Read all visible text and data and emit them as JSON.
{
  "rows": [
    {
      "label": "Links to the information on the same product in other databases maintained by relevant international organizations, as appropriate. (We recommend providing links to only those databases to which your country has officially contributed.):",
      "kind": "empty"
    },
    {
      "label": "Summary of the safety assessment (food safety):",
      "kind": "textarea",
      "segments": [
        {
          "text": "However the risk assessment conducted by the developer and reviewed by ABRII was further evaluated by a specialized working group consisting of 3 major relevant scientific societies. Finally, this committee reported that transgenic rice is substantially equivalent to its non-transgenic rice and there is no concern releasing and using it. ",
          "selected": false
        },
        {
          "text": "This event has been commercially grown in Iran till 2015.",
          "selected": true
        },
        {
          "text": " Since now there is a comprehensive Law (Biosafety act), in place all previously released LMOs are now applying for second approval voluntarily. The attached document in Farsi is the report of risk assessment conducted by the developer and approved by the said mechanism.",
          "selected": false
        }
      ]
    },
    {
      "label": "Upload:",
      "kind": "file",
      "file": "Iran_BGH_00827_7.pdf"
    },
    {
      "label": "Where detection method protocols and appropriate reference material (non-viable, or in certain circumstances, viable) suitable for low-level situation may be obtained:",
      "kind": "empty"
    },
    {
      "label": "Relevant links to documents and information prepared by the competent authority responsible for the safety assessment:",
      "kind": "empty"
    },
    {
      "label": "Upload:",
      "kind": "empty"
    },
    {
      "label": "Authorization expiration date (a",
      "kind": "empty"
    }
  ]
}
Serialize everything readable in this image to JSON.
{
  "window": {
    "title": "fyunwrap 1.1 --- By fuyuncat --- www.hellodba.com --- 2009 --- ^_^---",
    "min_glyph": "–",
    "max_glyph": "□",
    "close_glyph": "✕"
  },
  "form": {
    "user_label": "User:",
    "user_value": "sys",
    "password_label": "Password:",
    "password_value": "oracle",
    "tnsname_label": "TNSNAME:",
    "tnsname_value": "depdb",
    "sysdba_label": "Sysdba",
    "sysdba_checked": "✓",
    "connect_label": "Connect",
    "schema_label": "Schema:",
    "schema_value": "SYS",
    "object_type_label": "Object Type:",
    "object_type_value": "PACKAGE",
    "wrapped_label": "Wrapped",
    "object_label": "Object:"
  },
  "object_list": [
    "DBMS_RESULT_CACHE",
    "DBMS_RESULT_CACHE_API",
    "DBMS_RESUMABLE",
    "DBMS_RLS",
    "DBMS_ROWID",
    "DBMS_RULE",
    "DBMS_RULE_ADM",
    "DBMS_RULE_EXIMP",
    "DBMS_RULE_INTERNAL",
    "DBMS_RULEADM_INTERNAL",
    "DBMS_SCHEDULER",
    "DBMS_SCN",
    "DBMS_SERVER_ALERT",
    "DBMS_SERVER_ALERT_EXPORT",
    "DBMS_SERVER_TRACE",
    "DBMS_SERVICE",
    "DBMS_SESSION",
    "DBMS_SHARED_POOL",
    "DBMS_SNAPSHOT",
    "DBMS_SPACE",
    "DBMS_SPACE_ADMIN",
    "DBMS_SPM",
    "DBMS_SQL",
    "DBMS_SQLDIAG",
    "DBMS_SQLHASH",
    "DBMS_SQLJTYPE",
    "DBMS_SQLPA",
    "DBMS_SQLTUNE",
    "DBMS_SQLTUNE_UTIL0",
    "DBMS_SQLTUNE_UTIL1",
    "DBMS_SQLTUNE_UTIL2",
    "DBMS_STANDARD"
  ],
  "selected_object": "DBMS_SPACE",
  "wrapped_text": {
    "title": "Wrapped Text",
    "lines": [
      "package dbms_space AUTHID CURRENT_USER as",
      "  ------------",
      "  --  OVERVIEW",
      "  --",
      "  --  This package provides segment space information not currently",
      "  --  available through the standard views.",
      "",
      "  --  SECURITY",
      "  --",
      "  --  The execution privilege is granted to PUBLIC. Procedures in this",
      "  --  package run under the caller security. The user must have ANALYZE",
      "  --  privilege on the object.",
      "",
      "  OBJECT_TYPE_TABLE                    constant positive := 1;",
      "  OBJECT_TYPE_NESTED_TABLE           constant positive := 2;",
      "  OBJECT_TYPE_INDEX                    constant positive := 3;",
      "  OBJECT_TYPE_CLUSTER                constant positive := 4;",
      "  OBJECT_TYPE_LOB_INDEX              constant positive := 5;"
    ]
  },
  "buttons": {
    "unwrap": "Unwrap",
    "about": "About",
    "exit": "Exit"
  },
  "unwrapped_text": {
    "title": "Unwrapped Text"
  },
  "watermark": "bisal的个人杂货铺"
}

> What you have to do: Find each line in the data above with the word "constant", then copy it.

> Problem solution:
      "  OBJECT_TYPE_TABLE                    constant positive := 1;",
      "  OBJECT_TYPE_NESTED_TABLE           constant positive := 2;",
      "  OBJECT_TYPE_INDEX                    constant positive := 3;",
      "  OBJECT_TYPE_CLUSTER                constant positive := 4;",
      "  OBJECT_TYPE_LOB_INDEX              constant positive := 5;"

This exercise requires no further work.